A tree house grows in Brooklyn, with Sandy wood
- East Villager Roderick Romero on the deck of the tree house he’s building at the Brooklyn Botanic Garden. Photo by Sarah Ferguson
BY SARAH FERGUSON | Hurricane Sandy laid waste to more than 10,000 trees across New York City — “like a chainsaw on methamphetamines” was how The New York Times put it. But one East Village artist is putting a lyrical twist on Mother Nature’s wanton destruction. Renowned tree house architect Roderick Romero is using wood from trees felled at the Brooklyn Botanic Garden to create a whimsical, nest-like platform that kids and adults can “inhabit.”
“It’s like a bird’s nest observatory onto the Botanic,” says Romero of the 200-square-foot structure, which he’s dubbed “Sandy Remix”
“It’s a collage really,” explains Romero, who has lived on Avenue C since 2001. “I’m using wood from 14 different tree species” — including pin oak, elm, cedar, maple, walnut, ironwood, Caucasian wingnut (yes, that’s an actual species) and 200-year-old persimmon, from a stand of persimmon trees that came down in Hurricane Irene.
“So it’s like a song I’m remixing, a song about trees and wood,” explains Romero, who moonlights as lead singer and lyricist of the Seattle-based band Sky Cries Mary.
The wooden planks and stumps used in the frame and stairs were milled on site by John Duvall, a sawyer from Upstate New York who reached out to the Botanic Garden after Sandy.
“He just did it out of passion for wood,” says Romero. “He understands that all this really amazing wood usually goes to mulch.
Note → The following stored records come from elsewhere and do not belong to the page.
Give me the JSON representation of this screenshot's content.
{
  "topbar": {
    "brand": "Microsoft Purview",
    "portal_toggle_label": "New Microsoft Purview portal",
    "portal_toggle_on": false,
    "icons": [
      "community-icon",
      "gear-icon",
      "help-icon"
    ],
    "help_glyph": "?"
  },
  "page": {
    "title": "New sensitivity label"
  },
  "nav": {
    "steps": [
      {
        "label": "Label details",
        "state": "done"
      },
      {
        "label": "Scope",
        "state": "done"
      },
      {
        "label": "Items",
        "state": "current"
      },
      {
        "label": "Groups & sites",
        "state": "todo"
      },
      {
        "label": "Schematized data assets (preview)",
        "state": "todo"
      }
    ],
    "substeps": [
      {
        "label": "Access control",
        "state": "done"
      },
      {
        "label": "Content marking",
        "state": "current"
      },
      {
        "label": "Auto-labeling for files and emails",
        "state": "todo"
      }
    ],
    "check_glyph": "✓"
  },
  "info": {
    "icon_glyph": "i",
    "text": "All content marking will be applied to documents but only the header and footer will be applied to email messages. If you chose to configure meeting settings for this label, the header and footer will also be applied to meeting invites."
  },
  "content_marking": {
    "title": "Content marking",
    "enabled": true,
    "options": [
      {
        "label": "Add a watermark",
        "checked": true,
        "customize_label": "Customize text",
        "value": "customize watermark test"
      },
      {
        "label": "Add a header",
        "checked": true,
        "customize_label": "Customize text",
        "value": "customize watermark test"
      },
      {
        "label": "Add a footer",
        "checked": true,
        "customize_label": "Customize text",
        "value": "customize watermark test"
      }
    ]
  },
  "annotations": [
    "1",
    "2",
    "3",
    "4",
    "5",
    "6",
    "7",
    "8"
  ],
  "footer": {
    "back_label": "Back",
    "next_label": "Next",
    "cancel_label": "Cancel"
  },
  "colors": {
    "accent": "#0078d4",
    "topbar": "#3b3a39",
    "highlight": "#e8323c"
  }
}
So he just jumped on it, thank God.”
Around the structure’s frame, Romero is weaving the nest with saplings of persimmon and wingnut, along with willow branches “repurposed” from a nearby environmental installation by sculptor Patrick Dougherty, which the museum is taking down.
Assisting Romero in the construction are Ian Weedman, another tree house builder from Portland, Oregon, and East Village carpenter John Wagner. (Full disclosure: John is my partner and the father of my son.)
“This is by far the greatest work I’ve ever done,” says Romero. “It’s my quintessential piece.”
That’s saying a lot, considering that Romero has built 53 other tree houses and sculptures around the world, including commissions for Sting, Laurie Anderson, Val Kilmer, Julianne Moore and Hollywood film director Darren Aronofsky.
He built his first tree house in 1997 “as a whim” for a “Mexican surrealist, Gnostic artist” in Olympia, Washington.
“Then my brother in Seattle saw pictures and said, Hey, I need one of those,” Romero explains. Then Sharon Gannon, the founder of Jivamukti yoga studio and a close friend from Seattle, introduced Romero to Sting and his wife, who hired him to create a tree house on their estate in Tuscany, Italy.
Romero also built a tree house with street kids in Tangiers, financed with donations from Sting, Donna Karan and Russell Simmons.
“You gotta go with the flow,” shrugs Romero, when asked about the fairy tale trajectory of his career. When his wife got into graduate school in New York, he took leave from his band and moved to the Lower East Side in September 2001 — arriving seven days before 9/11.
“I had all these commissions for museum installations, and then 9/11 happened and that all dried up, and so I was like, What the hell am I doing here?”
Now an East Village father (his daughter was born here in 2005) and active community gardener, he built a tree nest at the base of a big willow tree at El Jardin del Paraíso on E. Fourth St.
That piece drew the attention of Kathryn Glass, vice president of marketing and public engagement at the Brooklyn Botanic Garden, who also used to live in the East Village.
“When we lost all these trees in Hurricane Sandy, I was thinking about ways we could reuse the wood, and immediately thought of Roderick and the work he did on Fourth St.,” explains Glass.
To get the gig, Romero beat out more than 30 other artists submitting proposals for the museum’s next environmental installation.
“I’m the only one who pitched using only wood from Sandy.”
Sited next to a sprawling Caucasian wingnut tree and overlooking “Bluebell Wood,” the tree deck sits 5 feet aboveground, allowing visitors a “fresh perspective” on the Botanic Garden, says Glass.
Although the grand opening isn’t until April 6, the tree deck has already drawn much notice from visitors, especially children, who seem magically drawn to the work.
In fact, from March 26 to April 2, the Botanic Garden is planning a series of free drop-in workshops for families, where kids can watch Romero at work and try their hand at weaving a nest, while learning about the different structures that animals build.
“My hope is that it will give people a new perspective on nature,” says Romero, “and on the art of wood.”